“Lung cancer linked to radon is completely preventable, yet each year, almost 5,000 people in Canada are diagnosed with it,” says Dr. Xuan Zhao, a resident physician in Public Health and Preventive Medicine at the BC Centre for Disease Control (BCCDC).
“You can’t see it, smell it, or taste it. That’s why it’s so important for everyone to know about radon, test for it, and take action to reduce our exposure.”
Radon is the number one cause of lung cancer in non-smokers and the second leading cause of lung cancer for smokers. One in 10 smokers develop lung cancer, but add in long-term exposure to high levels of radon and the risk of lung cancer risk increases to one in three.
Watch this short video to learn more about radon, cancer risk and what you can do to lower your exposure

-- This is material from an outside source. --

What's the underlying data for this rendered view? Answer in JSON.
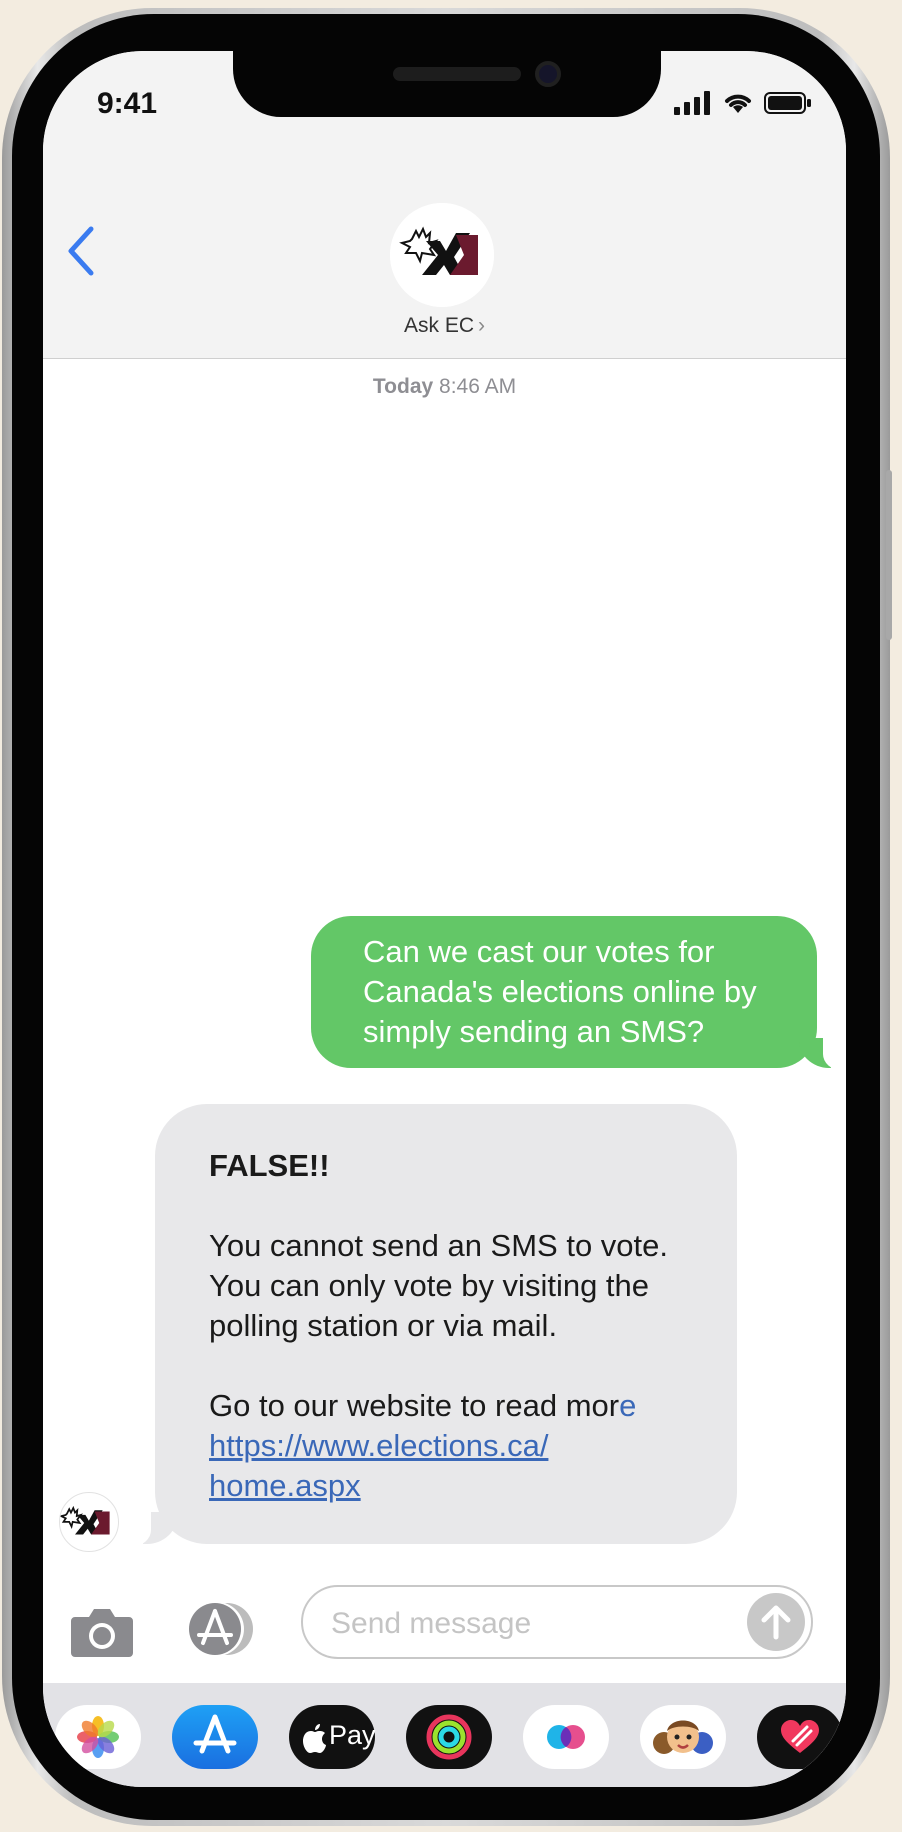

Dr. Zhao explains that once it’s in the home, radon can break down into other radioactive particles that damage cells lining the lungs when inhaled. The tissue in our lungs is thin and delicate, so progressive damage over years can develop into cancer.
Health Canada recommends taking action to reduce radon in homes where the average annual radon concentration is higher than 200 Bq/m³ within two years. In homes with radon over 600 Bq/m³, they recommend acting within one year.
“British Columbians can take the first step to reducing their exposure to this cancer-causing gas by testing their homes,” says Dr. Cheryl Peters, a senior scientist for cancer prevention at B.C. Cancer and the BCCDC.
“We know radon is more common in Interior and Northern BC and in the Fraser Valley, but every part of B.C. has homes with high levels of radon. No matter the age, building type, or location of your home, the only way to be sure of the radon level in your home is to test,” she says.
After Dr. Khoo tested his home, he immediately hired a specialist to reduce radon levels by installing a system to safely divert the gas through a pipe under his house.
“The irony of the situation isn’t lost on me,” admits Dr. Khoo, who sees first-hand the devastating effects of lung cancer on his patients. “I should have tested and acted years ago to protect myself and my family.”
Dr. Khoo is grateful his cancer was caught early and successfully removed with surgery.
He continues to share his story – particularly during the month of November, Lung Cancer Awareness Month and Radon Action Month.
“I urge every homeowner to protect themselves and their family by checking for radon and taking any required mitigation measures."
A great starting point to see how common elevated levels of radon are in your community is the BCCDC online radon map
. Radon levels vary widely across the province and can be different even within the same neighbourhood. Everyone, regardless of where they live in B.C. or the age of their house, should test their home for radon.
Long-term testing kits, which are the most accurate, are sold by the BC Lung Foundation and start at $50 and may also be available free-of-charge in certain parts of the province. Listed below are a few resources for radon detectors: